PROMPT: Write the records out again without change. Leave the pictures behind.

INFORMATION:
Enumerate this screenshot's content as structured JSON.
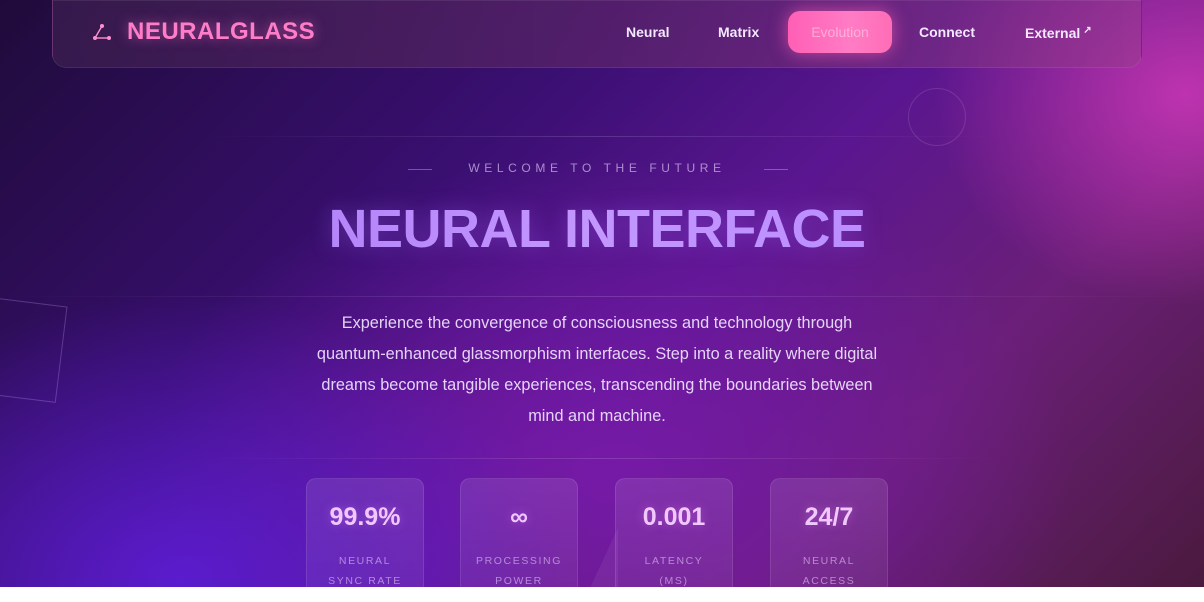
{
  "brand": {
    "name": "NEURALGLASS",
    "icon": "neural-triangle-icon"
  },
  "nav": {
    "items": [
      {
        "label": "Neural"
      },
      {
        "label": "Matrix"
      },
      {
        "label": "Evolution"
      },
      {
        "label": "Connect"
      },
      {
        "label": "External",
        "icon": "external-arrow-icon",
        "icon_glyph": "↗"
      }
    ]
  },
  "hero": {
    "eyebrow": "WELCOME TO THE FUTURE",
    "title": "NEURAL INTERFACE",
    "description_lines": [
      "Experience the convergence of consciousness and technology through",
      "quantum-enhanced glassmorphism interfaces. Step into a reality where digital",
      "dreams become tangible experiences, transcending the boundaries between",
      "mind and machine."
    ]
  },
  "stats": [
    {
      "value": "99.9%",
      "label_lines": [
        "NEURAL",
        "SYNC RATE"
      ]
    },
    {
      "value": "∞",
      "label_lines": [
        "PROCESSING",
        "POWER"
      ]
    },
    {
      "value": "0.001",
      "label_lines": [
        "LATENCY",
        "(MS)"
      ]
    },
    {
      "value": "24/7",
      "label_lines": [
        "NEURAL",
        "ACCESS"
      ]
    }
  ],
  "colors": {
    "brand": "#ff7dc8",
    "accent_pill": "#ff6db6",
    "hero_title": "#b58aff",
    "stat_value": "#f0c8ff"
  }
}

REPLY TO THE TASK:
Enumerate this screenshot's content as structured JSON.
{
  "brand": {
    "name": "NEURALGLASS",
    "icon": "neural-triangle-icon"
  },
  "nav": {
    "items": [
      {
        "label": "Neural"
      },
      {
        "label": "Matrix"
      },
      {
        "label": "Evolution"
      },
      {
        "label": "Connect"
      },
      {
        "label": "External",
        "icon": "external-arrow-icon",
        "icon_glyph": "↗"
      }
    ]
  },
  "hero": {
    "eyebrow": "WELCOME TO THE FUTURE",
    "title": "NEURAL INTERFACE",
    "description_lines": [
      "Experience the convergence of consciousness and technology through",
      "quantum-enhanced glassmorphism interfaces. Step into a reality where digital",
      "dreams become tangible experiences, transcending the boundaries between",
      "mind and machine."
    ]
  },
  "stats": [
    {
      "value": "99.9%",
      "label_lines": [
        "NEURAL",
        "SYNC RATE"
      ]
    },
    {
      "value": "∞",
      "label_lines": [
        "PROCESSING",
        "POWER"
      ]
    },
    {
      "value": "0.001",
      "label_lines": [
        "LATENCY",
        "(MS)"
      ]
    },
    {
      "value": "24/7",
      "label_lines": [
        "NEURAL",
        "ACCESS"
      ]
    }
  ],
  "colors": {
    "brand": "#ff7dc8",
    "accent_pill": "#ff6db6",
    "hero_title": "#b58aff",
    "stat_value": "#f0c8ff"
  }
}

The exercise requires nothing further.